- POSTED: 15 Aug 2014 12:42
Darts legend Phil "The Power" Taylor said he had conquered a Rory McIlroy-style slump and was now ready to return to the summit of the increasingly popular sport before retiring.
SINGAPORE: Darts legend Phil "The Power" Taylor said he had conquered a Rory McIlroy-style slump and was now ready to return to the summit of the increasingly popular sport before retiring.
Taylor, spearheading a push into Asian markets for the pub pastime-turned-TV-hit, told AFP that like golf star McIlroy, he suffered a sharp loss of form after changing equipment. But the Briton, whose innovative approach and dedication has helped him dominate darts, said he was now targeting world number one and a record-extending 17th world championship.
"I want my number one spot back. And I want the world championship at least once more," he said, ahead of the inaugural Singapore Darts Masters. "So that's what I'm after. There's one thing that sounds better than 16 (world titles) - 17."
Golf's McIlroy switched to Nike clubs last year and endured a torturous slump before roaring back to win back-to-back majors this season. Taylor has also struggled since changing to Target darts in January but, despite being written off by some critics, he said "we've put it right now".
"I know what Rory McIlroy went through. It took me a little bit less time than Rory but I know exactly, mental-wise and the state you get into, trust me, I know exactly what he was thinking," he said. "It's the worst feeling in the world. When you know what you're doing is right and the shot is not going in the place where you've thrown it, it's the worst feeling in the world." The world number two said will play for another "two or three years" before retiring from competition and taking on a more ambassadorial role.
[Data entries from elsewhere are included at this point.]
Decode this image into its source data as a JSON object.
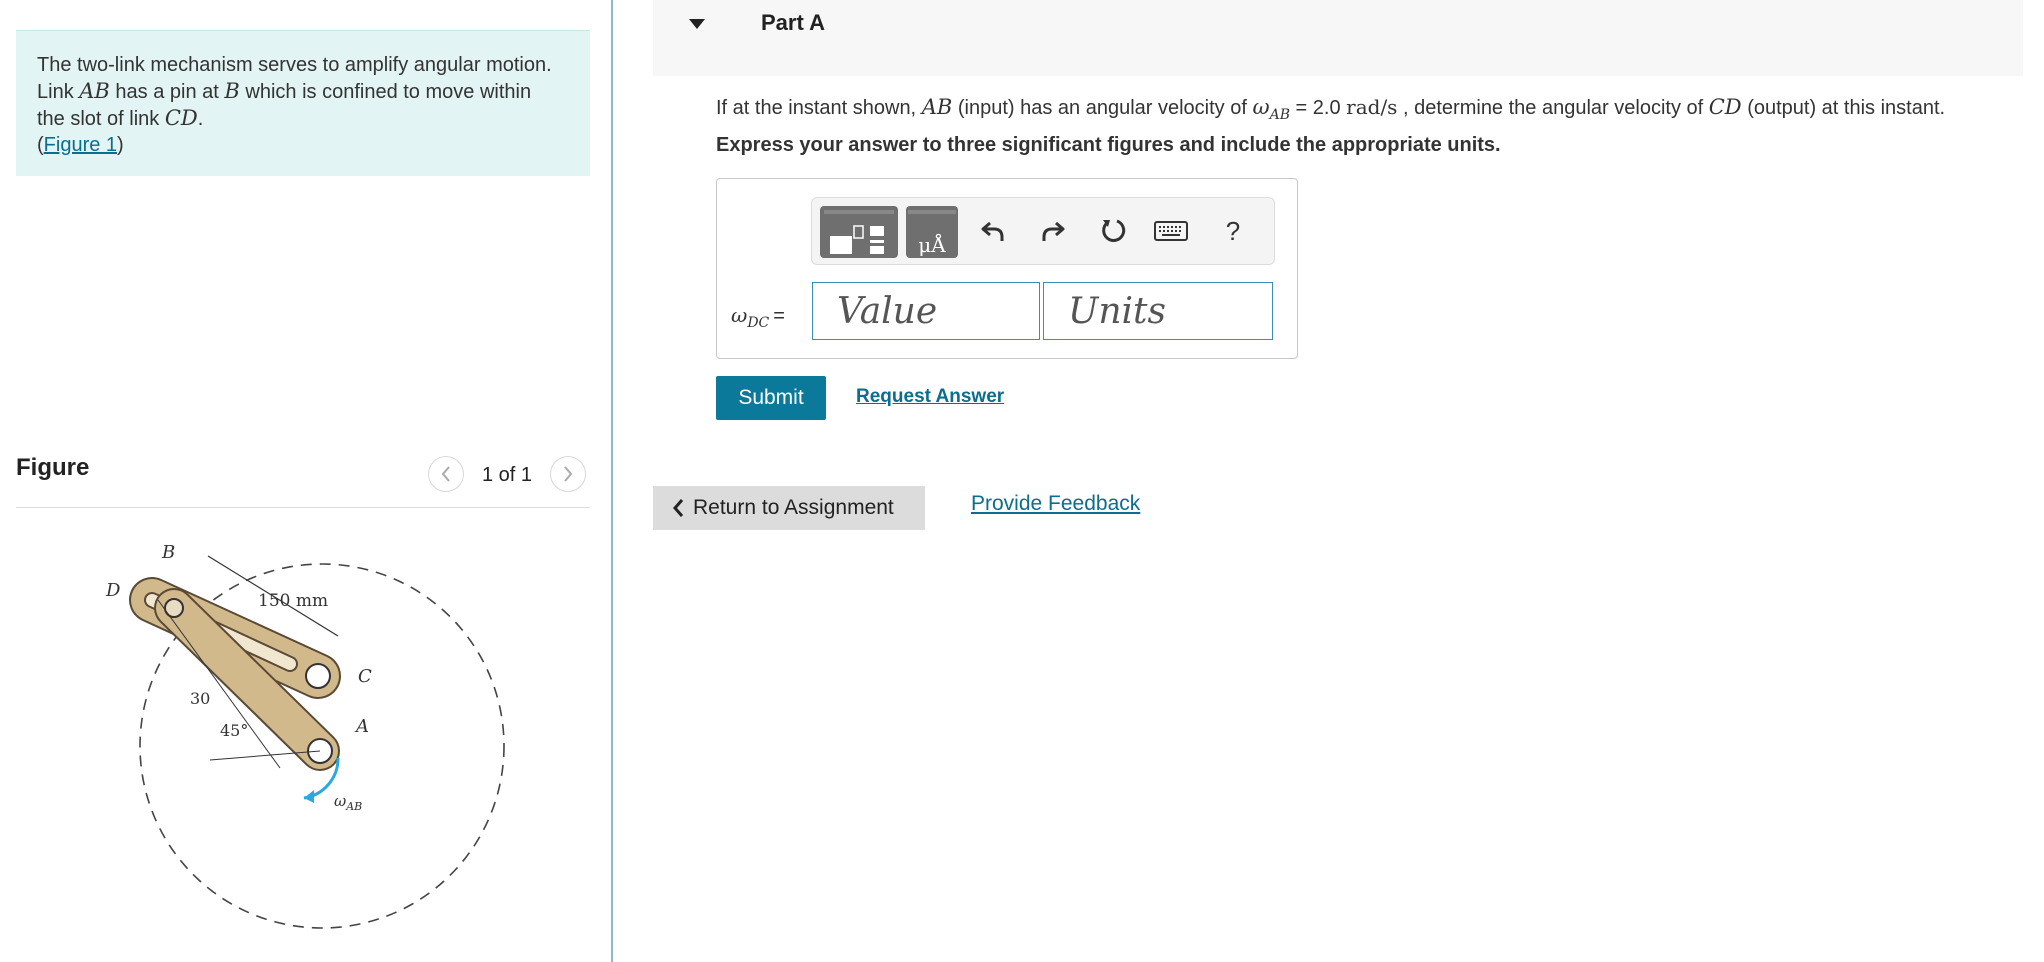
{
  "problem": {
    "line1": "The two-link mechanism serves to amplify angular motion.",
    "t_link": "Link ",
    "sym_AB": "AB",
    "t_pin": " has a pin at ",
    "sym_B": "B",
    "t_confined": " which is confined to move within",
    "t_slot": "the slot of link ",
    "sym_CD": "CD",
    "t_period": ".",
    "paren_open": "(",
    "figure_link": "Figure 1",
    "paren_close": ")"
  },
  "figure": {
    "title": "Figure",
    "counter": "1 of 1",
    "labels": {
      "B": "B",
      "D": "D",
      "C": "C",
      "A": "A",
      "dim": "150 mm",
      "angle30": "30",
      "angle45": "45°",
      "omega": "ω",
      "omega_sub": "AB"
    }
  },
  "part": {
    "title": "Part A",
    "q_pre": "If at the instant shown, ",
    "q_AB": "AB",
    "q_mid": " (input) has an angular velocity of ",
    "q_omega": "ω",
    "q_omega_sub": "AB",
    "q_eq": " = 2.0 ",
    "q_unit": "rad/s",
    "q_post": " , determine the angular velocity of ",
    "q_CD": "CD",
    "q_end": " (output) at this instant.",
    "instruction": "Express your answer to three significant figures and include the appropriate units."
  },
  "answer": {
    "var": "ω",
    "var_sub": "DC",
    "eq": "=",
    "value_placeholder": "Value",
    "units_placeholder": "Units",
    "help": "?"
  },
  "actions": {
    "submit": "Submit",
    "request": "Request Answer",
    "return": "Return to Assignment",
    "feedback": "Provide Feedback"
  }
}
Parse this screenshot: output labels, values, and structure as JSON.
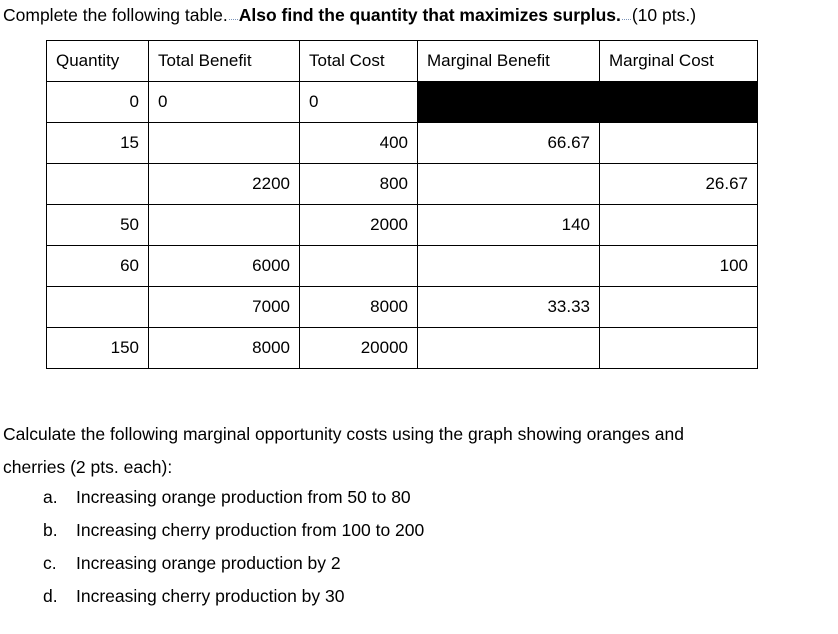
{
  "question1": {
    "text_before": "Complete the following table.",
    "dotted_mark_1": "spelling-dot-mark",
    "bold_text": "Also find the quantity that maximizes surplus.",
    "dotted_mark_2": "spelling-dot-mark",
    "points": "(10 pts.)"
  },
  "table": {
    "headers": [
      "Quantity",
      "Total Benefit",
      "Total Cost",
      "Marginal Benefit",
      "Marginal Cost"
    ],
    "rows": [
      {
        "quantity": "0",
        "total_benefit": "0",
        "total_cost": "0",
        "marginal_benefit": "",
        "marginal_cost": "",
        "tb_bold": true,
        "tc_bold": true,
        "tb_align": "left",
        "tc_align": "left",
        "mb_blacked": true,
        "mc_blacked": true
      },
      {
        "quantity": "15",
        "total_benefit": "",
        "total_cost": "400",
        "marginal_benefit": "66.67",
        "marginal_cost": "",
        "tb_bold": false,
        "tc_bold": false,
        "tb_align": "right",
        "tc_align": "right",
        "mb_blacked": false,
        "mc_blacked": false
      },
      {
        "quantity": "",
        "total_benefit": "2200",
        "total_cost": "800",
        "marginal_benefit": "",
        "marginal_cost": "26.67",
        "tb_bold": false,
        "tc_bold": false,
        "tb_align": "right",
        "tc_align": "right",
        "mb_blacked": false,
        "mc_blacked": false
      },
      {
        "quantity": "50",
        "total_benefit": "",
        "total_cost": "2000",
        "marginal_benefit": "140",
        "marginal_cost": "",
        "tb_bold": false,
        "tc_bold": false,
        "tb_align": "right",
        "tc_align": "right",
        "mb_blacked": false,
        "mc_blacked": false
      },
      {
        "quantity": "60",
        "total_benefit": "6000",
        "total_cost": "",
        "marginal_benefit": "",
        "marginal_cost": "100",
        "tb_bold": false,
        "tc_bold": false,
        "tb_align": "right",
        "tc_align": "right",
        "mb_blacked": false,
        "mc_blacked": false
      },
      {
        "quantity": "",
        "total_benefit": "7000",
        "total_cost": "8000",
        "marginal_benefit": "33.33",
        "marginal_cost": "",
        "tb_bold": false,
        "tc_bold": false,
        "tb_align": "right",
        "tc_align": "right",
        "mb_blacked": false,
        "mc_blacked": false
      },
      {
        "quantity": "150",
        "total_benefit": "8000",
        "total_cost": "20000",
        "marginal_benefit": "",
        "marginal_cost": "",
        "tb_bold": false,
        "tc_bold": false,
        "tb_align": "right",
        "tc_align": "right",
        "mb_blacked": false,
        "mc_blacked": false
      }
    ]
  },
  "question2": {
    "paragraph_line1": "Calculate the following marginal opportunity costs using the graph showing oranges and",
    "paragraph_line2": "cherries (2 pts. each):",
    "items": [
      {
        "marker": "a.",
        "text": "Increasing orange production from 50 to 80"
      },
      {
        "marker": "b.",
        "text": "Increasing cherry production from 100 to 200"
      },
      {
        "marker": "c.",
        "text": "Increasing orange production by 2"
      },
      {
        "marker": "d.",
        "text": "Increasing cherry production by 30"
      }
    ]
  },
  "colors": {
    "text": "#000000",
    "background": "#ffffff",
    "table_border": "#000000",
    "blacked_cell": "#000000",
    "spell_dot": "#7a93b8"
  }
}
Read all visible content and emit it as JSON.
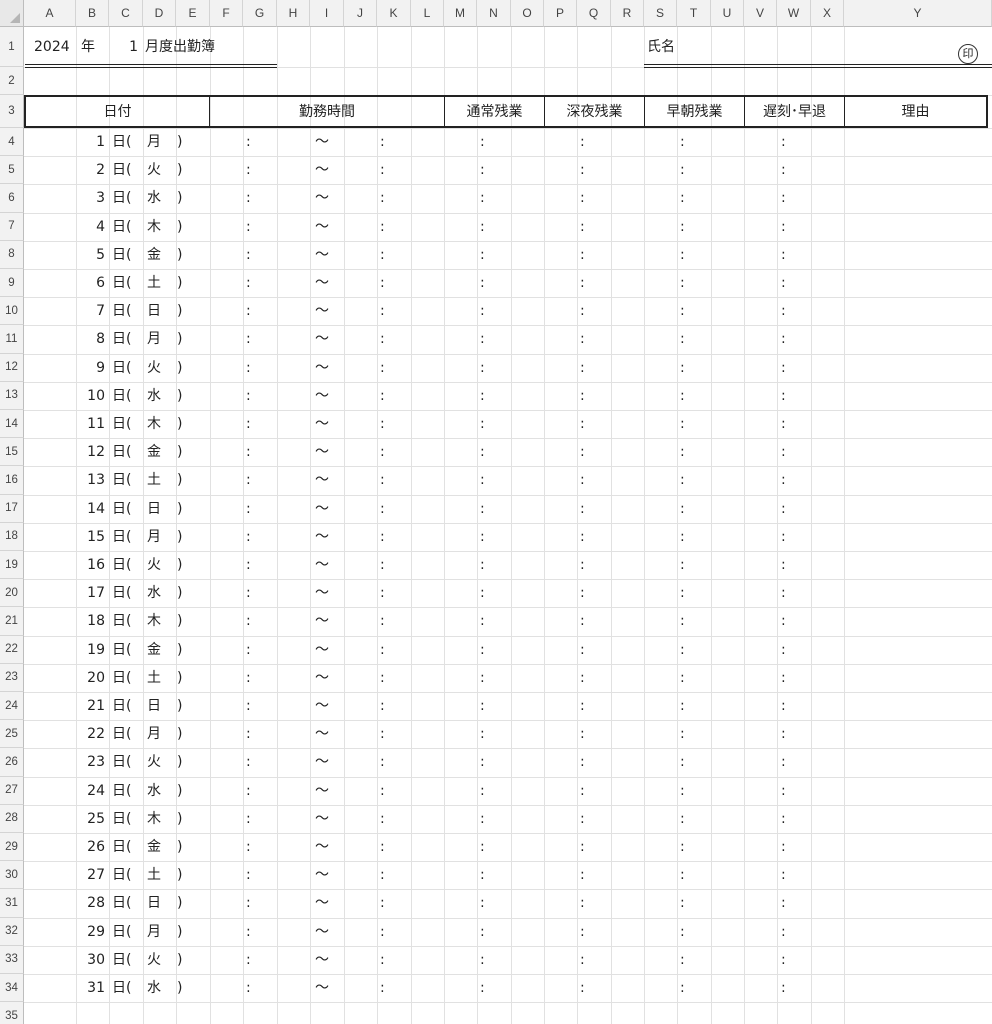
{
  "columns": [
    "A",
    "B",
    "C",
    "D",
    "E",
    "F",
    "G",
    "H",
    "I",
    "J",
    "K",
    "L",
    "M",
    "N",
    "O",
    "P",
    "Q",
    "R",
    "S",
    "T",
    "U",
    "V",
    "W",
    "X",
    "Y"
  ],
  "row_numbers": [
    "1",
    "2",
    "3",
    "4",
    "5",
    "6",
    "7",
    "8",
    "9",
    "10",
    "11",
    "12",
    "13",
    "14",
    "15",
    "16",
    "17",
    "18",
    "19",
    "20",
    "21",
    "22",
    "23",
    "24",
    "25",
    "26",
    "27",
    "28",
    "29",
    "30",
    "31",
    "32",
    "33",
    "34",
    "35"
  ],
  "title": {
    "year": "2024",
    "year_unit": "年",
    "month": "1",
    "month_suffix": "月度出勤簿",
    "name_label": "氏名",
    "seal_mark": "印"
  },
  "table_headers": {
    "date": "日付",
    "work_hours": "勤務時間",
    "normal_overtime": "通常残業",
    "night_overtime": "深夜残業",
    "early_overtime": "早朝残業",
    "late_early_leave": "遅刻･早退",
    "reason": "理由"
  },
  "row_template": {
    "day_suffix": "日(",
    "close_paren": ")",
    "time_sep": ":",
    "range_sep": "〜"
  },
  "days": [
    {
      "day": "1",
      "weekday": "月"
    },
    {
      "day": "2",
      "weekday": "火"
    },
    {
      "day": "3",
      "weekday": "水"
    },
    {
      "day": "4",
      "weekday": "木"
    },
    {
      "day": "5",
      "weekday": "金"
    },
    {
      "day": "6",
      "weekday": "土"
    },
    {
      "day": "7",
      "weekday": "日"
    },
    {
      "day": "8",
      "weekday": "月"
    },
    {
      "day": "9",
      "weekday": "火"
    },
    {
      "day": "10",
      "weekday": "水"
    },
    {
      "day": "11",
      "weekday": "木"
    },
    {
      "day": "12",
      "weekday": "金"
    },
    {
      "day": "13",
      "weekday": "土"
    },
    {
      "day": "14",
      "weekday": "日"
    },
    {
      "day": "15",
      "weekday": "月"
    },
    {
      "day": "16",
      "weekday": "火"
    },
    {
      "day": "17",
      "weekday": "水"
    },
    {
      "day": "18",
      "weekday": "木"
    },
    {
      "day": "19",
      "weekday": "金"
    },
    {
      "day": "20",
      "weekday": "土"
    },
    {
      "day": "21",
      "weekday": "日"
    },
    {
      "day": "22",
      "weekday": "月"
    },
    {
      "day": "23",
      "weekday": "火"
    },
    {
      "day": "24",
      "weekday": "水"
    },
    {
      "day": "25",
      "weekday": "木"
    },
    {
      "day": "26",
      "weekday": "金"
    },
    {
      "day": "27",
      "weekday": "土"
    },
    {
      "day": "28",
      "weekday": "日"
    },
    {
      "day": "29",
      "weekday": "月"
    },
    {
      "day": "30",
      "weekday": "火"
    },
    {
      "day": "31",
      "weekday": "水"
    }
  ]
}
He is among eight top players appearing in Singapore, Perth and Sydney for the fledgling World Series of Darts, which is in Asia for the first time and eyeing expansion in the continent.
Taylor, whose nickname comes from 1990 house-pop hit "The Power" by Snap!, is a cult figure in Britain and abroad and has made several trips to Asia to promote darts. "The game itself is getting bigger and bigger and bigger," he said. "Why is it doing well? I don't know. I suppose it's a sport where there's not a lot of rules, it's quick, it's over fairly quickly. It's just a quickfire sport and you can understand what's going on."
Helping this trend, along with TV coverage, is the rise of soft-tip darts, which have a magnetic rather than sharp end and are thrown at an electronic target. The targets can be linked over the Internet, meaning that players can face opponents in different locations and countries, giving the sport an exciting new dimension.
"Soft-tip is massive. Japan is very, very big for soft-tip. Singapore's massive. All over the East is massive. It's getting bigger all over the world now," Taylor said.
However, Taylor's primary goal is returning to supremacy in darts, a challenge he will tackle with his trademark focus. After the three-stop world series, he will lock himself away in his British holiday home for a month, drinking only specially made juices and hitting the gym twice a day. "I find when I train I play better, keeping your muscles a bit more supple and everything," he said.
Taylor's novel approach has been revolutionary for darts and many players are now following his example -- much as Tiger Woods kicked off a fitness craze in golf. He said reaching the top, and staying there, was down to dedication and belief, traits instilled in him by his hard-working parents as he was growing up in Stoke-on-Trent.
"It's just a matter of keep pushing forward. You know you can do it. So it's just a matter of keep pushing forward, keep believing in yourself," he said. "I'm very self-motivated. That's the way my parents brought me up. You wouldn't take a day off work with my mother -- you'd get a bucket of water thrown on you."